  • Hyper-osmolality of extracellular fluiddraws water out of cells into the extra-cellular compartment

    Hypo-osmolality of extracellular fluiddrives water from extracellular compart-ment into the cells

  • Osmolality of plasma is 275-290 mosmol/kg

    A 0.9% solution of NaCl in water hasthe same osmolality (or tonicity) as plasma

    A 5% solution of glucose in water also hasthe same osmolality (or tonicity) as plasma

    These two are said to be isosmotic orisotonic with plasma

  • Oncotic pressure

    Osmotic pressure exerted by proteins iscalled oncotic pressure

    It is also known as colloid osmotic pressure

    The normal oncotic pressure of plasma isabout 25 mm of Hg

  • A decrease in the concentration of proteins inplasma decreases oncotic pressure of plasma

    Water is forced out of capillaries at the arterialend due to greater hydrostatic pressure

    It cannot re-enter at the venous end if the oncoticpressure is less than the hydrostatic pressure

    This will result in oedema

  • Water intake and output

    Water balance of the body depends uponthe relative intake and output of water

    Water is taken in as drinking water and inthe form of food and beverages

    Some water is formed in the body duringoxidative reactions (metabolic water)

  • Metabolic water

    Oxidation of 1 gm of carbohydrate produces 0.60 gm of water

    Oxidation of 1 gm of fat produces 1.07 gm of water

    Oxidation of 1 gm of protein produces 0.41 gm of water

  • In a temperate climate, intake of water is:

    Source Volume

    Drinking water about 1.5 L /day

    Water in food and beverages about 1.0 L /day

    Metabolic water about 0.3 L /day

    Total intake about 2.8 L /day

  • Route Volume

    Urine about 1.5 L /day

    Faeces about 0.1 L /day

    Water vapour in expired air about 0.4 L /day

    Water loss in the form of sweat about 0.8 L /day

    Total output about 2.8 L /day

    Water is lost from the body in the form of:

  • In hot climates, sweat loss is much more

    This is compensated by increased intake ofdrinking water

    If it is not compensated, urine output willdecrease

    However, urine output cannot decreasebelow a certain level

  • Normal excretion of solutes by the kidneysis about 600 milliosmol/day

    Minimum water required to dissolve 600milliosmol solutes is 500 ml

    If urine output is below 500 ml/day,excretion of metabolic waste decreases

    A urine output below 500 ml/day is calledoliguria

  • Regulation of water balance

    Water balance is maintained by:

    The thirst centre in hypothalamus

    Antiduretic hormone of posterior pituitary

    These two receive signals about osmolality of plasma from osmoreceptors located in

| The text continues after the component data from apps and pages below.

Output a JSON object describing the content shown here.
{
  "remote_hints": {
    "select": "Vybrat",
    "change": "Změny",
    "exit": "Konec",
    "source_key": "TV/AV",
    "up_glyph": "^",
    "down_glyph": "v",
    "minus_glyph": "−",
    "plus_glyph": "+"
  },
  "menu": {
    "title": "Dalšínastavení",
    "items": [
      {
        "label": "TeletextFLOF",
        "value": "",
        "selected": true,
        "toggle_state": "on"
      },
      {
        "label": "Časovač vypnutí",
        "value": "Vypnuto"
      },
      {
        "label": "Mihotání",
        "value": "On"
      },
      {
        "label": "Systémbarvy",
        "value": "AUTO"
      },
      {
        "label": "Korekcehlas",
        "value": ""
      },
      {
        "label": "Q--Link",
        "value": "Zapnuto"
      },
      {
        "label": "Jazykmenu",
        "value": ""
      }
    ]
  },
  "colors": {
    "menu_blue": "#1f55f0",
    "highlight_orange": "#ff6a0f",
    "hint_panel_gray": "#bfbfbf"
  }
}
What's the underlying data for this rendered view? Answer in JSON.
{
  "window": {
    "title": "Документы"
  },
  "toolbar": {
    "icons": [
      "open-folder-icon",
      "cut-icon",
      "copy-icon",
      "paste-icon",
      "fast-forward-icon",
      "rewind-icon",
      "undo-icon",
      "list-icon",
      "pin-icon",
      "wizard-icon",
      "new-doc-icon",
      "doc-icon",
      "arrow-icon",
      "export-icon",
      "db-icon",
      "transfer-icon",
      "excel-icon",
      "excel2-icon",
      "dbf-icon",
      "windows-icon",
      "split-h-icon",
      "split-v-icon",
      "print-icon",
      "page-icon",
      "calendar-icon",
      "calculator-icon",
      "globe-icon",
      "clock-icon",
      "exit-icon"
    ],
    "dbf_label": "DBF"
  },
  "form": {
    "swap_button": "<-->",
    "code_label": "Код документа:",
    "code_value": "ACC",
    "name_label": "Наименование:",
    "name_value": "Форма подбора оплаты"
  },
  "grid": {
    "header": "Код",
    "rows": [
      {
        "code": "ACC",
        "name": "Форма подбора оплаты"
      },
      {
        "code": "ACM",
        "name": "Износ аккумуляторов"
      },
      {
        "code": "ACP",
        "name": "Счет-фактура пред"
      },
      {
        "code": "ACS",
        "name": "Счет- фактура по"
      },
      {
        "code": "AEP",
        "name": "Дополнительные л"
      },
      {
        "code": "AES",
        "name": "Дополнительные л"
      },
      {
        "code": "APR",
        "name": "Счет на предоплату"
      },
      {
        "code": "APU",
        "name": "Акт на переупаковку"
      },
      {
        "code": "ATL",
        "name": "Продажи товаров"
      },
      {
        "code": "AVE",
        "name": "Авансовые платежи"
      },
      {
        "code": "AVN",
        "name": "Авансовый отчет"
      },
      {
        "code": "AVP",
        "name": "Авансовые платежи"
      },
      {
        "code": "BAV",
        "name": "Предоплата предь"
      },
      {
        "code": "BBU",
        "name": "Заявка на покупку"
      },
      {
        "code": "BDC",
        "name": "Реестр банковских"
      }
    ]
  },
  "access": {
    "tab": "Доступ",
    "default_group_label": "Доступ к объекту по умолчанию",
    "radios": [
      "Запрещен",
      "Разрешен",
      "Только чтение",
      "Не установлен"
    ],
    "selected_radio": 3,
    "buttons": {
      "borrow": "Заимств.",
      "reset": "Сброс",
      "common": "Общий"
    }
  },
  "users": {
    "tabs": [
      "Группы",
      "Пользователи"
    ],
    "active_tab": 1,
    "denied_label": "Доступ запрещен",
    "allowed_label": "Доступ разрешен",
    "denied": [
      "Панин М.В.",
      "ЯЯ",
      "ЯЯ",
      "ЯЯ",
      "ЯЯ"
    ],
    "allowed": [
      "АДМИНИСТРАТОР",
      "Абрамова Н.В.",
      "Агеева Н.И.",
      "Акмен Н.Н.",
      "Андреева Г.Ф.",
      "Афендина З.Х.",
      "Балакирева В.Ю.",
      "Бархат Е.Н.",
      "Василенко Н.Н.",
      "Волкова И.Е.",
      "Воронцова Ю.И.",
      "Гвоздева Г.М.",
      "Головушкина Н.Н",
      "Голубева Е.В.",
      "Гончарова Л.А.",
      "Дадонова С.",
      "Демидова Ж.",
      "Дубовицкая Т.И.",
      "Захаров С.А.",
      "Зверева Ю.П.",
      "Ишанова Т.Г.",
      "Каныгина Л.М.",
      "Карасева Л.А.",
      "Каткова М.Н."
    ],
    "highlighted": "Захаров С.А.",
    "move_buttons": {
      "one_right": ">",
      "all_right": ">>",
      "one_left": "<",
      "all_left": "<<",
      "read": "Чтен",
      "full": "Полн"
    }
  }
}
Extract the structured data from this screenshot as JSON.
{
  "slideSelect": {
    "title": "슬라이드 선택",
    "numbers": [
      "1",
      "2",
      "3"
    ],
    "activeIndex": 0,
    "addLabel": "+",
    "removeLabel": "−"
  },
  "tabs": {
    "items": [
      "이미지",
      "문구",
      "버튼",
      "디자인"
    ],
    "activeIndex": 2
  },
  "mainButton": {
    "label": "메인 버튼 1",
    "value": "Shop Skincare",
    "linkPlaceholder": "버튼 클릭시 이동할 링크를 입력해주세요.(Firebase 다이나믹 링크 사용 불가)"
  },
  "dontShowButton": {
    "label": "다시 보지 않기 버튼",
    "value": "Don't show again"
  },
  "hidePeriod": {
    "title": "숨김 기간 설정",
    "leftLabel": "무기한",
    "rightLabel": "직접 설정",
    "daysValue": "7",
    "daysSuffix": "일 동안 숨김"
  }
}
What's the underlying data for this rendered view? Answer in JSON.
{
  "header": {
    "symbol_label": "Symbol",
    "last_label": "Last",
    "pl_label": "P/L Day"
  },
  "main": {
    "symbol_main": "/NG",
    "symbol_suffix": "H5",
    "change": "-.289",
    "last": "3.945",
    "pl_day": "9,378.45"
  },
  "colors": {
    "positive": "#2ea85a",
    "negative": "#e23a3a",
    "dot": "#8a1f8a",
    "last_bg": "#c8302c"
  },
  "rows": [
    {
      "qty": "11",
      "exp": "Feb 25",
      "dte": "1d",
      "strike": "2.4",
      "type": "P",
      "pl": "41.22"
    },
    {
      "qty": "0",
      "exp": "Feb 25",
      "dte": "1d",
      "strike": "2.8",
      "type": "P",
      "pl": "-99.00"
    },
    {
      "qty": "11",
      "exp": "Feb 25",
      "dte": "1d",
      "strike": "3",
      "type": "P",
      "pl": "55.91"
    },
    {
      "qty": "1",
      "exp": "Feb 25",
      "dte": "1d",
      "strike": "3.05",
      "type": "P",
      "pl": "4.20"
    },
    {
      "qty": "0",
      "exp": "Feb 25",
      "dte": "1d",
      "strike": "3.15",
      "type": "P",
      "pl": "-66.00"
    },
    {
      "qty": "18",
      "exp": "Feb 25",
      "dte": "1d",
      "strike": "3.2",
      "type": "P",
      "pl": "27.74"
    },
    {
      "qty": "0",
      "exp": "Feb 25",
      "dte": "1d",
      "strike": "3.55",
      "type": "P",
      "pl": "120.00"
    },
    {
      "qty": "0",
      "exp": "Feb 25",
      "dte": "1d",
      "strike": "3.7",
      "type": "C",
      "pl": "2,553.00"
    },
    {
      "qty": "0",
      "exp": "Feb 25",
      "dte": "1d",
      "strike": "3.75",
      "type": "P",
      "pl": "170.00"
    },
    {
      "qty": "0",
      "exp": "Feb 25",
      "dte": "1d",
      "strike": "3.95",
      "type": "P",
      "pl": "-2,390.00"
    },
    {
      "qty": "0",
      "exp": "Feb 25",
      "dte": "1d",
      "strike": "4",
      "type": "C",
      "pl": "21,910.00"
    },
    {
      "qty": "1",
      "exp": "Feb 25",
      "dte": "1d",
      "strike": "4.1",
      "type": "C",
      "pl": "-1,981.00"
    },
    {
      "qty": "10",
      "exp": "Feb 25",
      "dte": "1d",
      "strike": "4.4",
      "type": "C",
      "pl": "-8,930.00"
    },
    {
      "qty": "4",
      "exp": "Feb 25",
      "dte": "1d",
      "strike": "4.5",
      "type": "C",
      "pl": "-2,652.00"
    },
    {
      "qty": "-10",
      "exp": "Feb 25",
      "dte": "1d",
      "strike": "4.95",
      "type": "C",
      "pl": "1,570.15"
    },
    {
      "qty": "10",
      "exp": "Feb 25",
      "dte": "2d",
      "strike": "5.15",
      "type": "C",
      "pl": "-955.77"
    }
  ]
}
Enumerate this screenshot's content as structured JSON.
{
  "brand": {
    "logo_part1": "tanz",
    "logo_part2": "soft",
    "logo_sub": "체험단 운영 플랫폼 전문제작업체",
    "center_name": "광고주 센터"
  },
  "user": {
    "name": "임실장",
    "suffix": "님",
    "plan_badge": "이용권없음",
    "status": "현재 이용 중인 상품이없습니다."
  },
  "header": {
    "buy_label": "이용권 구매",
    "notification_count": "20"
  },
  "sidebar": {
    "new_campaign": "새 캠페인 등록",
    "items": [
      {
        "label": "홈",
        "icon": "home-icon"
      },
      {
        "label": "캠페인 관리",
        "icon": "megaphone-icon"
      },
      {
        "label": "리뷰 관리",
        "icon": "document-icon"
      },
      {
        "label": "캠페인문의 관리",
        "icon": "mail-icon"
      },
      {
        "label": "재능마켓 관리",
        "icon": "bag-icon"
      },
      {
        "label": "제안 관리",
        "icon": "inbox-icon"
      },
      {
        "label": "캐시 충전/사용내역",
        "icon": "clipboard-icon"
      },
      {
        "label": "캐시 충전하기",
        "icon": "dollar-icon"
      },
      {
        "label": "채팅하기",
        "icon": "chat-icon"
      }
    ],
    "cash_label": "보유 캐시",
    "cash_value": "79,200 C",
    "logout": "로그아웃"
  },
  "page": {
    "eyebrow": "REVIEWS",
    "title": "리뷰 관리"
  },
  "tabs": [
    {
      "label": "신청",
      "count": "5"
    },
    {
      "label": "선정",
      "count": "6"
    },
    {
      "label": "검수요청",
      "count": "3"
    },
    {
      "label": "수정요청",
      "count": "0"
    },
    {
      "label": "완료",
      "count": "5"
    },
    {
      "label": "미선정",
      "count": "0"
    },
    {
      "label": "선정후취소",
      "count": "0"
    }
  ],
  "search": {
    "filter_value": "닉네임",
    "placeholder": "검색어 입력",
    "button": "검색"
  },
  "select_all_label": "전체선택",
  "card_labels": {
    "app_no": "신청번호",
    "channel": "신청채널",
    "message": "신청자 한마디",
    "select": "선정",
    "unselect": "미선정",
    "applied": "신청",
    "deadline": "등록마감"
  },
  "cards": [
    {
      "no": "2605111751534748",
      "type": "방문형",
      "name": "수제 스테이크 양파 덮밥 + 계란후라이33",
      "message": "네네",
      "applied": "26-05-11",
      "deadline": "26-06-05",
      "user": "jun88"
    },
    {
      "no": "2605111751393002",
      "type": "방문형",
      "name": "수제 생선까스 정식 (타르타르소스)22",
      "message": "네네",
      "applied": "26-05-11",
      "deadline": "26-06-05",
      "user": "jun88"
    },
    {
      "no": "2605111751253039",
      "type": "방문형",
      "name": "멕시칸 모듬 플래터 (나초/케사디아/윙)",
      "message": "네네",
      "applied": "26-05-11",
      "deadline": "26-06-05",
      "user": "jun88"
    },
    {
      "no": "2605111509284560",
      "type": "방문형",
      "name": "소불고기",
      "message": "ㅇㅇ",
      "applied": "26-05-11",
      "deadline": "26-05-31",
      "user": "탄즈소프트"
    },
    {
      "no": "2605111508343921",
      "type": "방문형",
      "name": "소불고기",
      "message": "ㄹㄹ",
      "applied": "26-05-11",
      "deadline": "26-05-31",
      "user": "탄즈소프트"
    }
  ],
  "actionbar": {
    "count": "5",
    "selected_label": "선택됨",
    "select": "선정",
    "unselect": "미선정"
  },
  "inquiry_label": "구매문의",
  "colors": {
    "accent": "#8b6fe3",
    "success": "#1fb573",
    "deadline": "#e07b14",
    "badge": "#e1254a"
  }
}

    the hypothalamus

  • Osmo-receptors can perceive a change of

    even 1-2% in the osmolality of plasma

    If there is an increase in the osmolality of plasma:

    Thirst centre is stimulated which increases water

    intake

    Posterior pituitary secretes anti-

    diuretic hormone which decreases

    urine output

  • ADH secretion begins when the osmolalityof plasma reaches about 285 mosmol/kg

    The thirst centre is stimulated when theosmolality of plasma reaches about 295mosmol/kg

  • When blood circulates through the kidneys,125 ml of glomerular filtrate is formed perminute

    About 180 litres of glomerular filtrate isformed in 24 hours

    Glomerular filtration rate

  • When the filtrate passes through the

    tubules, a large amount of solutes and

    water are absorbed

    The re-absorption can be divided into:

    Obligatory re-absorption

    Facultative re-absorption

    Tubular re-absorption

  • A large amount of solutes is absorbed

    when the filtrate passes through proximal

    convoluted tubules and loop of Henle

    A corresponding amount o